What follows is a listing; restate all of it word for word.
........
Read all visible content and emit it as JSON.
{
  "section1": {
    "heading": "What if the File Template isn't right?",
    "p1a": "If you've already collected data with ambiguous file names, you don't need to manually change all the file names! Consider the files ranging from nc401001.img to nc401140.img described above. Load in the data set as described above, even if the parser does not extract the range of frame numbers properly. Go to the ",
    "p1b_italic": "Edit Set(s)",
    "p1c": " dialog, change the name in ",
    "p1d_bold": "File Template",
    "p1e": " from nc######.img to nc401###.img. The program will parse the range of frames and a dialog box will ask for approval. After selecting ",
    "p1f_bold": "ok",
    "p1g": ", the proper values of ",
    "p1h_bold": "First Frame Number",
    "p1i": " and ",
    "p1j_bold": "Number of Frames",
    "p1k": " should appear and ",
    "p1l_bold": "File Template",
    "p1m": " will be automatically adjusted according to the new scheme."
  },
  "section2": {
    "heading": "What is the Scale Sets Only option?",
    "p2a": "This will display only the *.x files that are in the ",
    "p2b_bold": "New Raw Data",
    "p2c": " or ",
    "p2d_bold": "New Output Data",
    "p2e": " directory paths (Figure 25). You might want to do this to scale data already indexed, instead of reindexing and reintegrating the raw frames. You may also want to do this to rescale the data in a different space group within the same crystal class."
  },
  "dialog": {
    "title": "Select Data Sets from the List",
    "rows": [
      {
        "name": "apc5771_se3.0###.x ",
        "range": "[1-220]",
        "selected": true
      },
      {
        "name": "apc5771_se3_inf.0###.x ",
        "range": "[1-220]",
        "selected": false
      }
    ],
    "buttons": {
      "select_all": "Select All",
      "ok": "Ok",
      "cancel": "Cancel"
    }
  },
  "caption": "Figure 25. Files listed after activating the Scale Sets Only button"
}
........
RESULT
Read all visible content and emit it as JSON.
{
  "section1": {
    "heading": "What if the File Template isn't right?",
    "p1a": "If you've already collected data with ambiguous file names, you don't need to manually change all the file names! Consider the files ranging from nc401001.img to nc401140.img described above. Load in the data set as described above, even if the parser does not extract the range of frame numbers properly. Go to the ",
    "p1b_italic": "Edit Set(s)",
    "p1c": " dialog, change the name in ",
    "p1d_bold": "File Template",
    "p1e": " from nc######.img to nc401###.img. The program will parse the range of frames and a dialog box will ask for approval. After selecting ",
    "p1f_bold": "ok",
    "p1g": ", the proper values of ",
    "p1h_bold": "First Frame Number",
    "p1i": " and ",
    "p1j_bold": "Number of Frames",
    "p1k": " should appear and ",
    "p1l_bold": "File Template",
    "p1m": " will be automatically adjusted according to the new scheme."
  },
  "section2": {
    "heading": "What is the Scale Sets Only option?",
    "p2a": "This will display only the *.x files that are in the ",
    "p2b_bold": "New Raw Data",
    "p2c": " or ",
    "p2d_bold": "New Output Data",
    "p2e": " directory paths (Figure 25). You might want to do this to scale data already indexed, instead of reindexing and reintegrating the raw frames. You may also want to do this to rescale the data in a different space group within the same crystal class."
  },
  "dialog": {
    "title": "Select Data Sets from the List",
    "rows": [
      {
        "name": "apc5771_se3.0###.x ",
        "range": "[1-220]",
        "selected": true
      },
      {
        "name": "apc5771_se3_inf.0###.x ",
        "range": "[1-220]",
        "selected": false
      }
    ],
    "buttons": {
      "select_all": "Select All",
      "ok": "Ok",
      "cancel": "Cancel"
    }
  },
  "caption": "Figure 25. Files listed after activating the Scale Sets Only button"
}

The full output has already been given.